(Stored items from a collection)
/---

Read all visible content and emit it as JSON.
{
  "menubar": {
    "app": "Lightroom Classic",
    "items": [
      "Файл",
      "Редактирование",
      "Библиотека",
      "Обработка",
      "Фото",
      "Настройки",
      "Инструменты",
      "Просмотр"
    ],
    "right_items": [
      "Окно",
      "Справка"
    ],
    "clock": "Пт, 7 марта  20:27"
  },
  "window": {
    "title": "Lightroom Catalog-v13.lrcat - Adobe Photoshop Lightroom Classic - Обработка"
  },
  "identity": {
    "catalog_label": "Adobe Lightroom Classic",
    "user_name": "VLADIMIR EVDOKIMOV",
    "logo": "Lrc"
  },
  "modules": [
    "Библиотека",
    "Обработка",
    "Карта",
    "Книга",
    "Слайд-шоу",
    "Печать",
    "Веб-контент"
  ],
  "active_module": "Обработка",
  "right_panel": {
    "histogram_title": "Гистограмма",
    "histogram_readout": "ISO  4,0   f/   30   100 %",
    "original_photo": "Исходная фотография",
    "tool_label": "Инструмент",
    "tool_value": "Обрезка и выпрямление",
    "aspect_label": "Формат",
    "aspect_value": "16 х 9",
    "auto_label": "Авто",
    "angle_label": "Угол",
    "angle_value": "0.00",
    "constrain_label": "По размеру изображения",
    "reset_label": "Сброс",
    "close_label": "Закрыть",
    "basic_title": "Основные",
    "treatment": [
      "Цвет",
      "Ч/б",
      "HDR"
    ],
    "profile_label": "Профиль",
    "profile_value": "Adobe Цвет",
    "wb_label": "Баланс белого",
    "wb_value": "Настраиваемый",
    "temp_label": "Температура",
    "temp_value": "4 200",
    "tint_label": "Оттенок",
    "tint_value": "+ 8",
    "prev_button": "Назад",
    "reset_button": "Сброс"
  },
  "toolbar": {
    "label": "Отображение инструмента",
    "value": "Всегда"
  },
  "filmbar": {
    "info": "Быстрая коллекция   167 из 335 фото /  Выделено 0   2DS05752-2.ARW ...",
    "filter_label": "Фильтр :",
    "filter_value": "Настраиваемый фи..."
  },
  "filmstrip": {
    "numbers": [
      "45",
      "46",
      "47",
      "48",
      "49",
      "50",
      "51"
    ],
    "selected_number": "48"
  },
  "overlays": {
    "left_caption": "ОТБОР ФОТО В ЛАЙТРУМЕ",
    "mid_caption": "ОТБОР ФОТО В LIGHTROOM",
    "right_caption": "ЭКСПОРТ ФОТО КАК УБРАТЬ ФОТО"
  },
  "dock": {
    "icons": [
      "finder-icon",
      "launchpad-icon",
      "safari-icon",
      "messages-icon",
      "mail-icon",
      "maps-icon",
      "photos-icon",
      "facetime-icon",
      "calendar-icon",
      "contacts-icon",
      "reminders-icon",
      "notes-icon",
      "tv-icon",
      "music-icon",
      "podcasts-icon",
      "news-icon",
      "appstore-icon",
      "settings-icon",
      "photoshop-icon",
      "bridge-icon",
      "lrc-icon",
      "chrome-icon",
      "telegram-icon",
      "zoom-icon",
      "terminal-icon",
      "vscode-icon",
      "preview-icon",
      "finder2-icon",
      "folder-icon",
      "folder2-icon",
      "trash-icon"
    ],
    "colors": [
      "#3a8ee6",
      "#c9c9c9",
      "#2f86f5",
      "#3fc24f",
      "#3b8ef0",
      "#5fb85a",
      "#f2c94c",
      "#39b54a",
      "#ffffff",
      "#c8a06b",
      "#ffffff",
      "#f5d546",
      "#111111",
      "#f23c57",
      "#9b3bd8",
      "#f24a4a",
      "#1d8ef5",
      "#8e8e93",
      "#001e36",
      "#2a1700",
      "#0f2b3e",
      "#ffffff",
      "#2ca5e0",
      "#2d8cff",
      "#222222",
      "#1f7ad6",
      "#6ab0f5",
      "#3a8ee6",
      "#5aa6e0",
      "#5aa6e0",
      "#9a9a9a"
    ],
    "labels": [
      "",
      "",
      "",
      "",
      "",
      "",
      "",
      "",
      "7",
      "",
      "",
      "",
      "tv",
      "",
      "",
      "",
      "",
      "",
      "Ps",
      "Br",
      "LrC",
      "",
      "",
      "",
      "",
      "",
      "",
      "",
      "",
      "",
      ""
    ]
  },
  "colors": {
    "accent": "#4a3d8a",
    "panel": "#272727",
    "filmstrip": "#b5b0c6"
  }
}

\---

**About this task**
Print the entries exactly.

**Answer for the task**
Read all visible content and emit it as JSON.
{
  "menubar": {
    "app": "Lightroom Classic",
    "items": [
      "Файл",
      "Редактирование",
      "Библиотека",
      "Обработка",
      "Фото",
      "Настройки",
      "Инструменты",
      "Просмотр"
    ],
    "right_items": [
      "Окно",
      "Справка"
    ],
    "clock": "Пт, 7 марта  20:27"
  },
  "window": {
    "title": "Lightroom Catalog-v13.lrcat - Adobe Photoshop Lightroom Classic - Обработка"
  },
  "identity": {
    "catalog_label": "Adobe Lightroom Classic",
    "user_name": "VLADIMIR EVDOKIMOV",
    "logo": "Lrc"
  },
  "modules": [
    "Библиотека",
    "Обработка",
    "Карта",
    "Книга",
    "Слайд-шоу",
    "Печать",
    "Веб-контент"
  ],
  "active_module": "Обработка",
  "right_panel": {
    "histogram_title": "Гистограмма",
    "histogram_readout": "ISO  4,0   f/   30   100 %",
    "original_photo": "Исходная фотография",
    "tool_label": "Инструмент",
    "tool_value": "Обрезка и выпрямление",
    "aspect_label": "Формат",
    "aspect_value": "16 х 9",
    "auto_label": "Авто",
    "angle_label": "Угол",
    "angle_value": "0.00",
    "constrain_label": "По размеру изображения",
    "reset_label": "Сброс",
    "close_label": "Закрыть",
    "basic_title": "Основные",
    "treatment": [
      "Цвет",
      "Ч/б",
      "HDR"
    ],
    "profile_label": "Профиль",
    "profile_value": "Adobe Цвет",
    "wb_label": "Баланс белого",
    "wb_value": "Настраиваемый",
    "temp_label": "Температура",
    "temp_value": "4 200",
    "tint_label": "Оттенок",
    "tint_value": "+ 8",
    "prev_button": "Назад",
    "reset_button": "Сброс"
  },
  "toolbar": {
    "label": "Отображение инструмента",
    "value": "Всегда"
  },
  "filmbar": {
    "info": "Быстрая коллекция   167 из 335 фото /  Выделено 0   2DS05752-2.ARW ...",
    "filter_label": "Фильтр :",
    "filter_value": "Настраиваемый фи..."
  },
  "filmstrip": {
    "numbers": [
      "45",
      "46",
      "47",
      "48",
      "49",
      "50",
      "51"
    ],
    "selected_number": "48"
  },
  "overlays": {
    "left_caption": "ОТБОР ФОТО В ЛАЙТРУМЕ",
    "mid_caption": "ОТБОР ФОТО В LIGHTROOM",
    "right_caption": "ЭКСПОРТ ФОТО КАК УБРАТЬ ФОТО"
  },
  "dock": {
    "icons": [
      "finder-icon",
      "launchpad-icon",
      "safari-icon",
      "messages-icon",
      "mail-icon",
      "maps-icon",
      "photos-icon",
      "facetime-icon",
      "calendar-icon",
      "contacts-icon",
      "reminders-icon",
      "notes-icon",
      "tv-icon",
      "music-icon",
      "podcasts-icon",
      "news-icon",
      "appstore-icon",
      "settings-icon",
      "photoshop-icon",
      "bridge-icon",
      "lrc-icon",
      "chrome-icon",
      "telegram-icon",
      "zoom-icon",
      "terminal-icon",
      "vscode-icon",
      "preview-icon",
      "finder2-icon",
      "folder-icon",
      "folder2-icon",
      "trash-icon"
    ],
    "colors": [
      "#3a8ee6",
      "#c9c9c9",
      "#2f86f5",
      "#3fc24f",
      "#3b8ef0",
      "#5fb85a",
      "#f2c94c",
      "#39b54a",
      "#ffffff",
      "#c8a06b",
      "#ffffff",
      "#f5d546",
      "#111111",
      "#f23c57",
      "#9b3bd8",
      "#f24a4a",
      "#1d8ef5",
      "#8e8e93",
      "#001e36",
      "#2a1700",
      "#0f2b3e",
      "#ffffff",
      "#2ca5e0",
      "#2d8cff",
      "#222222",
      "#1f7ad6",
      "#6ab0f5",
      "#3a8ee6",
      "#5aa6e0",
      "#5aa6e0",
      "#9a9a9a"
    ],
    "labels": [
      "",
      "",
      "",
      "",
      "",
      "",
      "",
      "",
      "7",
      "",
      "",
      "",
      "tv",
      "",
      "",
      "",
      "",
      "",
      "Ps",
      "Br",
      "LrC",
      "",
      "",
      "",
      "",
      "",
      "",
      "",
      "",
      "",
      ""
    ]
  },
  "colors": {
    "accent": "#4a3d8a",
    "panel": "#272727",
    "filmstrip": "#b5b0c6"
  }
}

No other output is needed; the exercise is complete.